GBP EUR Exchange Rate: Week in Review September 18th

GBP EUR Exchange Rate: The Week Ahead October 3rd

The GBP to EUR exchange was higher again this week after the UK showed a strong employment report early in the week. That was followed by inflation that topped analysts’ expectations. Goldman Sachs were the first investment bank to bring forward their Bank of England rate hike projection on the latest data.

The GBP v EUR was trying to hold gains above the 1.1700 level despite the latest data.

Goldman Sachs sees Bank of England hike in May 2022

The investment bank Goldman Sachs gave the pound sterling a boost versus the euro after they brought their Bank of England rate hike forecast forward by more than a year. The move was driven by this week’s stronger-than-expected UK employment and inflation reports.

“The recent data on the UK labour market have been stronger than expected, and indicators imply a smoother furlough unwind than we previously assumed,” said Steffan Ball, Chief UK Economist at Goldman.

The ONS reported on Tuesday this week that employment levels in the UK were back to their pre-crisis levels with a larger than expected increase in jobs into July. Wage growth also increased by 8.3% in July as staff shortages and inflation pressure hiring. Vacancies were also shown to be at a record high, which will help to cushion the ending of the furlough scheme this month.

“Our analysis suggests that underlying wage growth is strong and inflation pressures are firming more than anticipated,” said Ball.

“MPC member commentary, combined with the new Chief Economist appointment, suggests that a majority of the committee now view the minimum conditions for starting monetary policy tightening have been met,” added Ball.

The end result means that Goldman Sachs are expecting the BoE to start interest rate hikes next May as their baseline forecast.

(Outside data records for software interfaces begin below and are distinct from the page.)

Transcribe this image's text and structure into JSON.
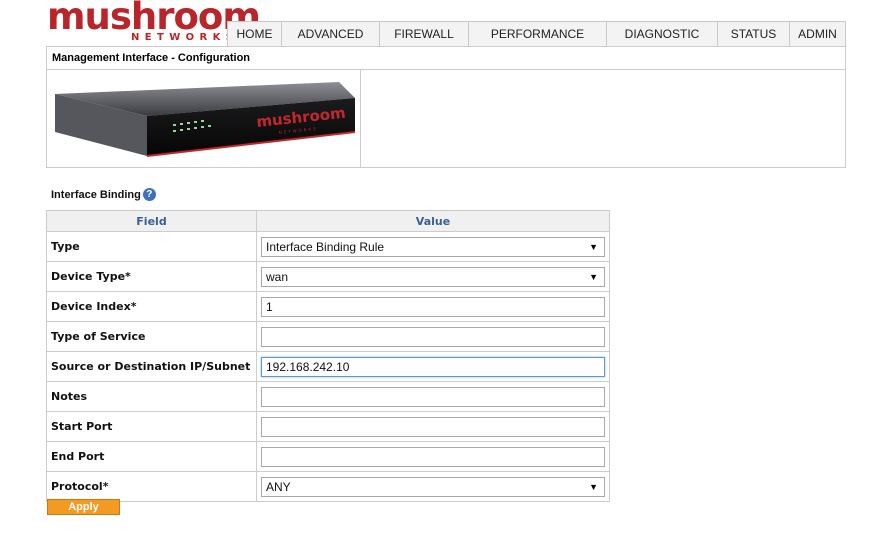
{
  "brand": {
    "name": "mushroom",
    "sub": "NETWORKS",
    "color": "#b8262c"
  },
  "nav": [
    {
      "label": "HOME"
    },
    {
      "label": "ADVANCED"
    },
    {
      "label": "FIREWALL"
    },
    {
      "label": "PERFORMANCE"
    },
    {
      "label": "DIAGNOSTIC"
    },
    {
      "label": "STATUS"
    },
    {
      "label": "ADMIN"
    }
  ],
  "panel": {
    "title": "Management Interface - Configuration"
  },
  "device": {
    "brand_text": "mushroom",
    "sub_text": "NETWORKS"
  },
  "section": {
    "title": "Interface Binding",
    "help_icon": "question-circle-icon"
  },
  "table": {
    "headers": {
      "field": "Field",
      "value": "Value"
    },
    "rows": [
      {
        "label": "Type",
        "value": "Interface Binding Rule"
      },
      {
        "label": "Device Type*",
        "value": "wan"
      },
      {
        "label": "Device Index*",
        "value": "1"
      },
      {
        "label": "Type of Service",
        "value": ""
      },
      {
        "label": "Source or Destination IP/Subnet",
        "value": "192.168.242.10"
      },
      {
        "label": "Notes",
        "value": ""
      },
      {
        "label": "Start Port",
        "value": ""
      },
      {
        "label": "End Port",
        "value": ""
      },
      {
        "label": "Protocol*",
        "value": "ANY"
      }
    ]
  },
  "actions": {
    "apply_label": "Apply"
  },
  "colors": {
    "accent": "#f39a23",
    "header_text": "#3b5e93",
    "help_icon": "#3d72b8"
  }
}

The bank previously said that the first increase would come in the third quarter of 2023.

UK inflation crushes expectations with record increases

The pound was also driven higher this week by a Wednesday release of core inflation which said that prices rose 3.2% after analysts had expected 2.9%.

The increase of 1.2% in the annualized rate is the largest since records began in January 1997. The largest strain on prices came from restaurants and hotels, given the low base created by the government’s Eat Out to Help Out scheme a year earlier. Energy prices, used cars, and food have also been showing stubborn increases.  On a monthly basis, CPI increased 0.7% in August, compared with a reading of 0.0% m/m in July.”

The Bank of England will meet on 23rd September and the central bank expects annual price growth to peak higher than expected around 4% and could be enough to warrant the withdrawal of some stimulus.

The Bank of England will be in no hurry to press stimulus reductions as the UK enters the autumn season and a rise in virus cases is expected. The GBP to EUR was boosted by the UK rate outlook but is vulnerable under the 1.1800 level.